Data to process:

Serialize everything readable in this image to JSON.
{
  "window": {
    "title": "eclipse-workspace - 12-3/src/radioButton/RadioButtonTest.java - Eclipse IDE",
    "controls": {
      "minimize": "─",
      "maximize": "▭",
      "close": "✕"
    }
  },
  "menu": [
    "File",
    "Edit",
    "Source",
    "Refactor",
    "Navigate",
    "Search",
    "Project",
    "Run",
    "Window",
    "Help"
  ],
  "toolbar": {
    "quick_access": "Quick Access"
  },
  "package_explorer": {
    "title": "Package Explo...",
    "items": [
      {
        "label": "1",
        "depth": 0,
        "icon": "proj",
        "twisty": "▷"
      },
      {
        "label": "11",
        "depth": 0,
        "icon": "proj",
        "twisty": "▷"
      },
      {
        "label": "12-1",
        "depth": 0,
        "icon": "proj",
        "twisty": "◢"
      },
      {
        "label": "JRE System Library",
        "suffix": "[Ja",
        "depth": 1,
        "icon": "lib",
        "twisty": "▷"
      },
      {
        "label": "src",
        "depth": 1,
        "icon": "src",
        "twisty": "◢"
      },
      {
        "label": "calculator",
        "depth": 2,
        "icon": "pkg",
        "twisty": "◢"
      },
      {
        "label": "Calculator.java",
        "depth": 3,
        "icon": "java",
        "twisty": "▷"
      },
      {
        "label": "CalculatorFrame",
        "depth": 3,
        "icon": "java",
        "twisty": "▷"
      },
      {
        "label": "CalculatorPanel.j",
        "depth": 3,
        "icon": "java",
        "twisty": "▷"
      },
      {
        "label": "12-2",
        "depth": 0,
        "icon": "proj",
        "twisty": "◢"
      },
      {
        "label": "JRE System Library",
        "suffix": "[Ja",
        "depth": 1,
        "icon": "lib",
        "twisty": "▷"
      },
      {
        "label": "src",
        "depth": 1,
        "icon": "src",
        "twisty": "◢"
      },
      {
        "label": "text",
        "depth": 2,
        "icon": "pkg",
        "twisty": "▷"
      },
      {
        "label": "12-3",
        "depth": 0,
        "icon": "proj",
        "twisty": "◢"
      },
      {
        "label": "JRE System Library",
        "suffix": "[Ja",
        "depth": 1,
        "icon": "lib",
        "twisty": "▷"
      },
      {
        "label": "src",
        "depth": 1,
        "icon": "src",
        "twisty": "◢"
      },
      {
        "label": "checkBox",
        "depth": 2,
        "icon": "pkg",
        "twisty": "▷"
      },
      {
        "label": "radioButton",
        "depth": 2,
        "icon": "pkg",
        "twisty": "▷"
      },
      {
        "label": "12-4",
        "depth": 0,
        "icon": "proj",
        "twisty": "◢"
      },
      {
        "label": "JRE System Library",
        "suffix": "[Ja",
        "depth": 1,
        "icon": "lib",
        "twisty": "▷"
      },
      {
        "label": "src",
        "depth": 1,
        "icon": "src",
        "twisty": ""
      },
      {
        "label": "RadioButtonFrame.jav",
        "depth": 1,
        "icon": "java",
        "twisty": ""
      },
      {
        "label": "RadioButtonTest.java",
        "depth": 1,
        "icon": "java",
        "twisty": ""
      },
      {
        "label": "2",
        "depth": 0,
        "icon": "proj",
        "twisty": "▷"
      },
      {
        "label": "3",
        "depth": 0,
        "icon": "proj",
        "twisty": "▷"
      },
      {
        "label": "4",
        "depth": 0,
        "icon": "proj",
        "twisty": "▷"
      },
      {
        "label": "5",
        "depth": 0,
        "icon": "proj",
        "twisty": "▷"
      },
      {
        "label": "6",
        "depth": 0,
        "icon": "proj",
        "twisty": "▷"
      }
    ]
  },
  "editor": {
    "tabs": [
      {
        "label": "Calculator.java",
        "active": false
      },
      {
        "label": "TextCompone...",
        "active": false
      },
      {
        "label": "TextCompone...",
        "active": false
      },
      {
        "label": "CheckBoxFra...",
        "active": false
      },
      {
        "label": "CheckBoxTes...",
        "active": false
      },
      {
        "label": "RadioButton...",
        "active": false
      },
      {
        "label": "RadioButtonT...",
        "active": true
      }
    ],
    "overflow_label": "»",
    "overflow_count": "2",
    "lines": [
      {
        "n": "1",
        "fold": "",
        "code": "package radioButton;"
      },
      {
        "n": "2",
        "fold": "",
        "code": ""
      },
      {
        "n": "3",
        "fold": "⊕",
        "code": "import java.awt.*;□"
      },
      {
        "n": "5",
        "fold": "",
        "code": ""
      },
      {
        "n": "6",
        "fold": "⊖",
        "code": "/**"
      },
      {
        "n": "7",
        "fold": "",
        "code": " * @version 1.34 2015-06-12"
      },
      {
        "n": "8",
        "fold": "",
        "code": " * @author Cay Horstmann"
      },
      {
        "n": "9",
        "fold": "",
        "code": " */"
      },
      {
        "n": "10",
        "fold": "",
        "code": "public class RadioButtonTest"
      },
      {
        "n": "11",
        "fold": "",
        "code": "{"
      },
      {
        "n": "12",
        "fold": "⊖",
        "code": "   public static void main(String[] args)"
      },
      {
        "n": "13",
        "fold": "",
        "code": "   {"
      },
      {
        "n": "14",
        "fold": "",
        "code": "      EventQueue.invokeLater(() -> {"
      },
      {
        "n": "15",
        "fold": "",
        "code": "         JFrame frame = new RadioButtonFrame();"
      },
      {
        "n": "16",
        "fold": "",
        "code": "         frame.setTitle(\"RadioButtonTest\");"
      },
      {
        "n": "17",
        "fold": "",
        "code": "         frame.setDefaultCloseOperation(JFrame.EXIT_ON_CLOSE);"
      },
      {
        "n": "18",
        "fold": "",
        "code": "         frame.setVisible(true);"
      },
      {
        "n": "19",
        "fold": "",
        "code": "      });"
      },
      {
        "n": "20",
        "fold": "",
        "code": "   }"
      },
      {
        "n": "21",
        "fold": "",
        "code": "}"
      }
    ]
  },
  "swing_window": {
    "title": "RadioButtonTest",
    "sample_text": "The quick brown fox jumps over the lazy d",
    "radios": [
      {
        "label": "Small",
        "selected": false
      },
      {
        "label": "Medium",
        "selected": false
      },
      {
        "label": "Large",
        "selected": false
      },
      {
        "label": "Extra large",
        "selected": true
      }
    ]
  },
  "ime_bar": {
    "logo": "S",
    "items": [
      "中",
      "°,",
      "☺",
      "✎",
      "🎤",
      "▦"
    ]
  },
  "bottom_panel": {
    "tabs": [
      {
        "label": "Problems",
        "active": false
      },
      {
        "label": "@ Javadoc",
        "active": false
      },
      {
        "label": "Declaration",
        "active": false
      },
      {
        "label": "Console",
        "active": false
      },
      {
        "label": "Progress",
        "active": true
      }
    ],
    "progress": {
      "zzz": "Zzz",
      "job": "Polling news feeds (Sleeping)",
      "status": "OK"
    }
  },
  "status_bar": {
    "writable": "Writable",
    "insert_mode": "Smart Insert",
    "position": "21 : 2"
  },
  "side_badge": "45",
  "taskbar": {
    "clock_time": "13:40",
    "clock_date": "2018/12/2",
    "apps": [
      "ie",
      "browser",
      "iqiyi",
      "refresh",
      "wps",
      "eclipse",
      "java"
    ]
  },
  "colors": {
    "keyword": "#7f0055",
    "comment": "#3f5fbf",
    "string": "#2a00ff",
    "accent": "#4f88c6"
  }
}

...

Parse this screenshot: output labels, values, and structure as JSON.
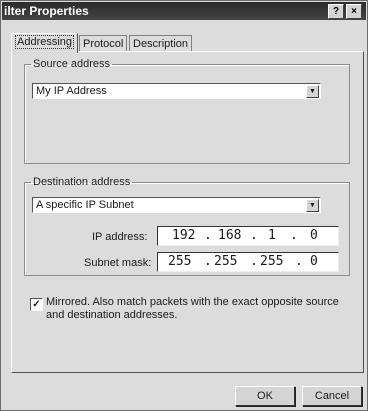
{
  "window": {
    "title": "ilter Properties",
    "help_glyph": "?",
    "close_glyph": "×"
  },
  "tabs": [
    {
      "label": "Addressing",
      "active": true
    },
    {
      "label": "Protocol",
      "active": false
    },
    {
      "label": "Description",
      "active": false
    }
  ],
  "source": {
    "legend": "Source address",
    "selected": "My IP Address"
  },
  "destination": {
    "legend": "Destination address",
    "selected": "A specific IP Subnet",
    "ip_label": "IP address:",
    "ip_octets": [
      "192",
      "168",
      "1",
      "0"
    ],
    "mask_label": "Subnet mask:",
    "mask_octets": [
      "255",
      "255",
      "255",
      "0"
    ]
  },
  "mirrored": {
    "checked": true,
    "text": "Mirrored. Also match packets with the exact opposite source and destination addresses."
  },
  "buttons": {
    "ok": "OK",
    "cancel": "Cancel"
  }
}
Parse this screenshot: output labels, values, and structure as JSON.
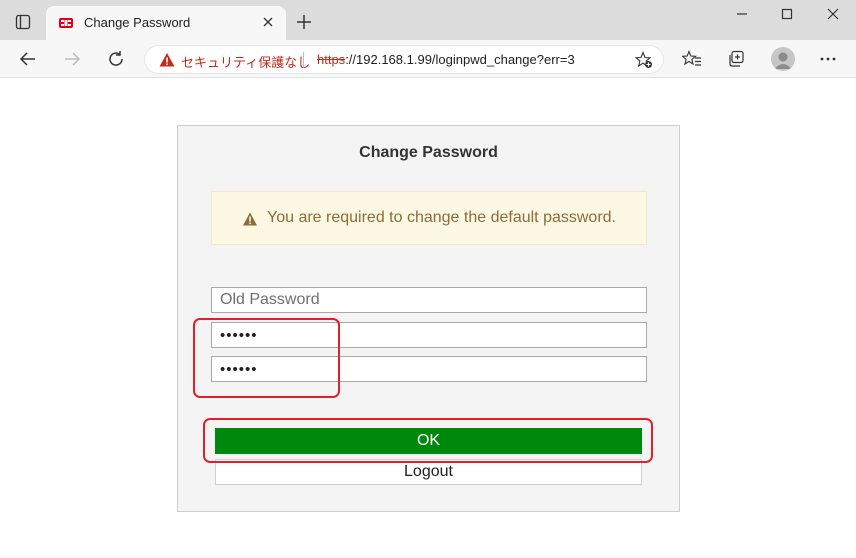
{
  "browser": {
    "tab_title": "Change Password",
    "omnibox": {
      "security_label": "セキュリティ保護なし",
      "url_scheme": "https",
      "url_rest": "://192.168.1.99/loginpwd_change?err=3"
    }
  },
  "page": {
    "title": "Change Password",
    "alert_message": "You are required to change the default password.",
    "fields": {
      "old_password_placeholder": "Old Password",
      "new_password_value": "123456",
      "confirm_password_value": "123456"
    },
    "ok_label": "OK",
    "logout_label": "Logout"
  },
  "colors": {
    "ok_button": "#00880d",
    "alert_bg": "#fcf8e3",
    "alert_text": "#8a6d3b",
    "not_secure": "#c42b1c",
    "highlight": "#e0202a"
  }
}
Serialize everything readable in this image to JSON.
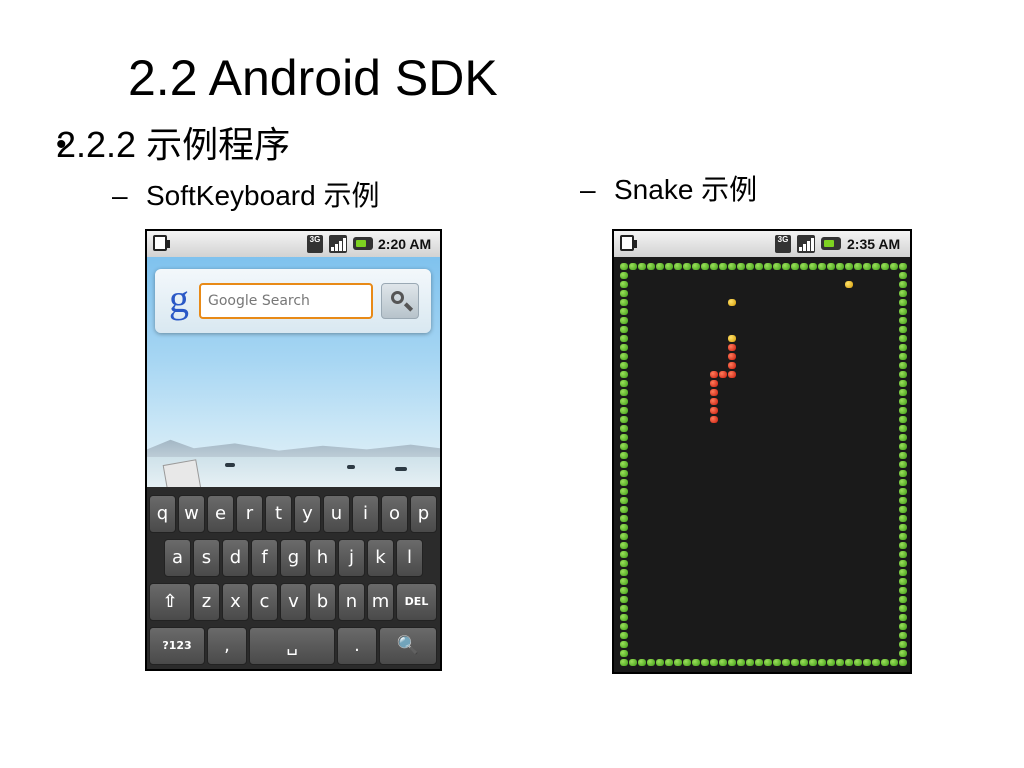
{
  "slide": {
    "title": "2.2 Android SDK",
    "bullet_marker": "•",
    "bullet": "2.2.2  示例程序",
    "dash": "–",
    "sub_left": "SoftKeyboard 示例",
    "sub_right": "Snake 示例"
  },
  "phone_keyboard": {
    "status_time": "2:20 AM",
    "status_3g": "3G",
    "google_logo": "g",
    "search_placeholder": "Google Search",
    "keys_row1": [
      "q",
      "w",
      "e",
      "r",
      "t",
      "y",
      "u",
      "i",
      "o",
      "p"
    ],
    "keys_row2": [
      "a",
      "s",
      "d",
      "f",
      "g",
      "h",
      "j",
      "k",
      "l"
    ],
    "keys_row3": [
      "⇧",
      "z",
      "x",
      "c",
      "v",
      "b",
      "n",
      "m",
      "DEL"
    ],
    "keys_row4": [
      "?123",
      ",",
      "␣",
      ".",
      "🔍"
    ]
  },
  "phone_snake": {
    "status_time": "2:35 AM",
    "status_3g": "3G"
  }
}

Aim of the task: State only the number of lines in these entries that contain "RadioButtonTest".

Solution for this task: 5